When a new baby comes, children (especially toddlers) might feel you’re giving all your attention and love to the new baby. If you can be sensitive to these feelings, listen and show lots of affection, it shows your other children you’re still there for them. It also helps them feel secure.
Even though you’ll be busy with the new baby, try to spend some one-on-one time with your other children.
You can also look for times when they can enjoy extra attention from their other parent or a close family member, perhaps going to the park or reading a story together.
Most children will be curious about the new baby, so let them gently touch their new sibling – but always be there to supervise. Young children often don’t know their own strength or understand how they can hurt someone else.

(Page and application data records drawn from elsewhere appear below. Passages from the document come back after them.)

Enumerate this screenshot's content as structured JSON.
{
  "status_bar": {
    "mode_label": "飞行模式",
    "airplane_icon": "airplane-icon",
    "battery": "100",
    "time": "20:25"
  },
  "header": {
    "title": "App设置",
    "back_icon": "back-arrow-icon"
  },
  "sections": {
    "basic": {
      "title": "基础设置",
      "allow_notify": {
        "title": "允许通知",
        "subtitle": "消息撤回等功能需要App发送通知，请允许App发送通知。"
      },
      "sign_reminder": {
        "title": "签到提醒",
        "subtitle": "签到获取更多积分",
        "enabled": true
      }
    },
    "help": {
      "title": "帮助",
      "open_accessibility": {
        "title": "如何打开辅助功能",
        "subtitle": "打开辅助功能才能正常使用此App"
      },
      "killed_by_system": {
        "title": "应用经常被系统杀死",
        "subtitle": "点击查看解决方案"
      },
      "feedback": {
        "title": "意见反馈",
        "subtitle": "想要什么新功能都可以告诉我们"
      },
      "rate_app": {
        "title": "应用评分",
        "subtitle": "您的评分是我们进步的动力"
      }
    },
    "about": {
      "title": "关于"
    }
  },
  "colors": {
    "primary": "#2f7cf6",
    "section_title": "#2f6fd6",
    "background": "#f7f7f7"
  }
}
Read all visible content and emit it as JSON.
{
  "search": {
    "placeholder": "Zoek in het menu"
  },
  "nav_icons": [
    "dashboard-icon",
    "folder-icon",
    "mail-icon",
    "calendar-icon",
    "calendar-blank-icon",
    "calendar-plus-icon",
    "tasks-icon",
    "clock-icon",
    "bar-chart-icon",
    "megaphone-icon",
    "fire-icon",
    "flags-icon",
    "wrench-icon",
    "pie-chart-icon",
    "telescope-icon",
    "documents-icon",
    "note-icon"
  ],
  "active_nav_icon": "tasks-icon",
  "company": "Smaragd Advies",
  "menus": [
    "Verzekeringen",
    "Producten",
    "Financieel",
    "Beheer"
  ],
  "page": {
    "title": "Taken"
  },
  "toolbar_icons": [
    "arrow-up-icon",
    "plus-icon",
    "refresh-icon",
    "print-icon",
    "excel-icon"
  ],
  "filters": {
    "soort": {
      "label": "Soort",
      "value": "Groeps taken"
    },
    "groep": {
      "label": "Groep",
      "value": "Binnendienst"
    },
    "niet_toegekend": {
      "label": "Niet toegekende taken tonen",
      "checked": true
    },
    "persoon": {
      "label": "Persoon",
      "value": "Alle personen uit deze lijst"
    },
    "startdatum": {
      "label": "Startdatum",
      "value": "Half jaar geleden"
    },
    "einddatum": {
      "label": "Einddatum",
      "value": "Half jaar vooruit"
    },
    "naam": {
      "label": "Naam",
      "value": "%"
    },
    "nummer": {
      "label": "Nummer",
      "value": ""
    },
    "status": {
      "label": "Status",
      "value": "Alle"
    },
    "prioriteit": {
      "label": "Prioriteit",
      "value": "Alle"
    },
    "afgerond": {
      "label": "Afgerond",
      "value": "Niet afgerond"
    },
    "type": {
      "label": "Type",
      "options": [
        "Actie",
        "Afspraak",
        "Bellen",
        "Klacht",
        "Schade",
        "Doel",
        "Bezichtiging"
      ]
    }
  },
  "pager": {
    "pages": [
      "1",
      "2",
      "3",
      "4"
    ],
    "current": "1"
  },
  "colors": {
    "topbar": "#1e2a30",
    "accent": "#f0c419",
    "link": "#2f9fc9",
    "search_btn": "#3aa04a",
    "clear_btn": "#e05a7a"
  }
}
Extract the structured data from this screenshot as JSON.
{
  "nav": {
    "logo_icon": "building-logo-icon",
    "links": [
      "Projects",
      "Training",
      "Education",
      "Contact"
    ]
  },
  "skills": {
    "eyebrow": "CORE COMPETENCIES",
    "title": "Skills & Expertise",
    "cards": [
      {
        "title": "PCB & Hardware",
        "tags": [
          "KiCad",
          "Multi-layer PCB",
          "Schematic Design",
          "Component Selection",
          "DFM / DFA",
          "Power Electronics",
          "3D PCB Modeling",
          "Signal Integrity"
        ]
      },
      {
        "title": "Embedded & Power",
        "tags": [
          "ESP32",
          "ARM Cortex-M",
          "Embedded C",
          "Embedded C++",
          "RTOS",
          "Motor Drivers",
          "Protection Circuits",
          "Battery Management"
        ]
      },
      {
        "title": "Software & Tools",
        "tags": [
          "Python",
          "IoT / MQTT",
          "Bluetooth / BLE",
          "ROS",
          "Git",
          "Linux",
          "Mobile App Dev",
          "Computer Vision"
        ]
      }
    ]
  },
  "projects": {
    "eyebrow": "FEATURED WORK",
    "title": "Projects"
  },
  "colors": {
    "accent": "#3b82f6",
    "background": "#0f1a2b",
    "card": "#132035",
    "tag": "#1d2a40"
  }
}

You could involve your children in caring for the baby. At bath time, for example, they could get some bath things ready or help dry the baby afterwards.
If you also explain to your other children that they don’t have to do too much, it helps to keep things fun and positive. For example, let them know that you’ll take care of things when the baby cries in the night.
To encourage your children to get along, give them all lots of positive attention. By doing this, you’re showing them how you’d like them to treat each other – and they’ll do as you do.
Breastfeeding and your other children
If you’re breastfeeding, it can help to think about how your other children might respond. They’re likely to be curious about breastfeeding and they might want to watch. They might also want be near you, or even climb into your lap while you breastfeed the baby.
It’s also common for toddlers and even preschoolers to ask for a breastfeed at some point. How you respond is up to you.
Usually, children who are no longer breastfed will find the experience too strange to try more than once and won’t be interested in more than a quick experiment.
If you’d prefer that your older child didn’t try breastfeeding, you can explain that breastmilk is made especially for babies, then offer a special drink or snack babies can’t have. You could also distract your child with another activity, or even offer a taste of breastmilk from a cup.
You can make breastfeeding a special time for all your children. Here are some ideas:
While the baby is feeding, give your children a favourite toy, activity or task. You might like to keep a special box of toys aside for them to enjoy at these times.
If your other children are watching, you can explain that breastfeeding is a natural part of life. You can tell your children how the milk helps the baby grow strong and healthy.
If your other children want to be close, use this time to tell them a story, read them a book, or watch while they draw you a picture or play with a toy.
Try playing your other children’s favourite music or some recorded children’s stories, and listening with your other children while you’re breastfeeding.
Challenging behaviour after a new baby arrives: how to handle it
It’s common for toddlers and preschoolers to act up during a new baby’s first year of life.
Changes in behaviour might include:
crying, yelling and even asking for the baby to be sent back
going back to behaving like a baby – for example, forgetting toilet training, needing help when eating or dressing, or wanting to be rocked to sleep
attention-seeking behaviour, especially when your attention is focused on the baby – for example, at feeding time
refusing to nap or go to bed and waking during the night
being angry around the new baby.
Challenging behaviour can be a way of asking for attention. Your children aren’t behaving like this to upset you – they just want that one-on-one time they’re used to.
Tips for dealing with challenging behaviour
You can encourage everyone to get along, and help your children by:
telling your children how much they’ve learned and grown since they were babies
involving children in caring for the new baby – this lets you spend time together, and encourages them to see themselves as big sisters or brothers who help look after the little one
dealing with children’s behaviour with patience and understanding – try to be sympathetic rather than critical as much as you can.
© raisingchildren.net.au, translated and adapted with permission